The film says that the scientific establishment is holding dogmatically to its evolutionary theory because it's too frightened, or something, to consider the possibility that it might be wrong. And anyone daring to question the established order is summarily removed from the equation.
But some reviewers have said that the people claiming discrimination in the film have not actually been sacked at all, merely moved to different departments, or refused tenure. I suspect they are simply a bunch of incompetent whingers.
But this is the tack ID activists are taking now: passing themselves off as the next Galileo or Copernicus. They're claiming they are the ones with the radical new ideas being unfairly dismissed simply because they're unpopular.
It's all bollocks of course. Anyone trying to pass a theological argument like Intelligent Design off as science deserves all the ridicule they get. Note to any aspiring Einsteins: radical new theories require either observable empirical evidence to support them or at the very least, a soundly reasoned and testable argument. Preferably both. Intelligent Design has neither.

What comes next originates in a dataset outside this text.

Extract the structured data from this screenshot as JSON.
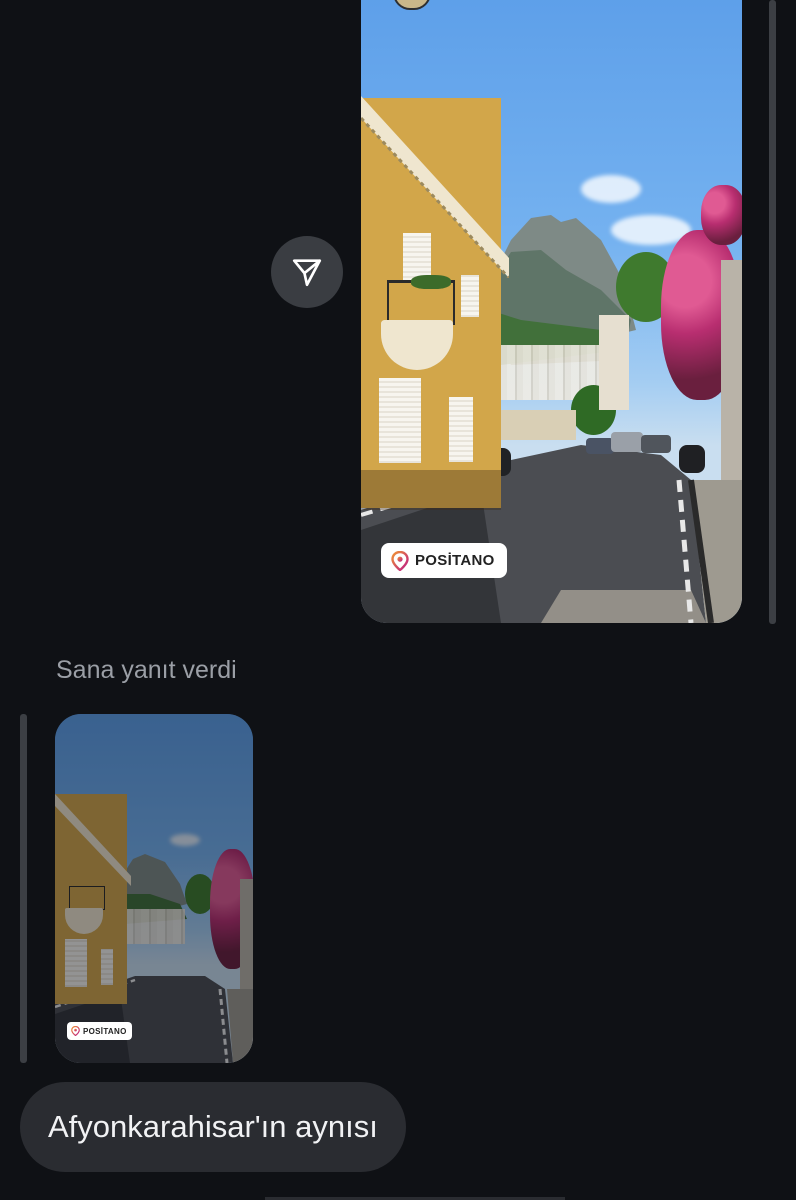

But back to the film. Even before its release, Expelled has been whipping up a lot of controversy.
A number of the scientists appearing in the film, including science blogger PZ Myers, bestselling atheist Richard Dawkins, and editor of Skeptic magazine Michael Shermer have all claimed that they were misled about the film's content when they agreed to take part.
Apparently it was sold to them as a documentary called Crossroads, which would be looking at the intersection of science and religion and presenting a balanced view of both sides of the Evolution/ID debate.
Last week Myers and Dawkins went along to a premiere of Expelled in Minnesota, and while waiting in line, Myers was asked by security to leave the theatre. Amusingly, they let Dawkins in, apparently not recognising him. Dawkins and Myers discuss the whole thing here.
The film is being promoted by Motive Marketing, the company that was incredibly successful with campaigns for The Passion of the Christ and The Chronicles of Narnia, specifically targeted at Christian groups. Expelled is being promoted in the same sort of way, with private screenings for church groups and cash prizes offered to churches and schools for the largest group bookings.
Because of this, it's almost certain to get some traction in the States and get the commentators talking. And no, I don't think it's a coincidence that this is all happening in a US election year.
Expelled is due for release on April 18. I'm looking forward to seeing it.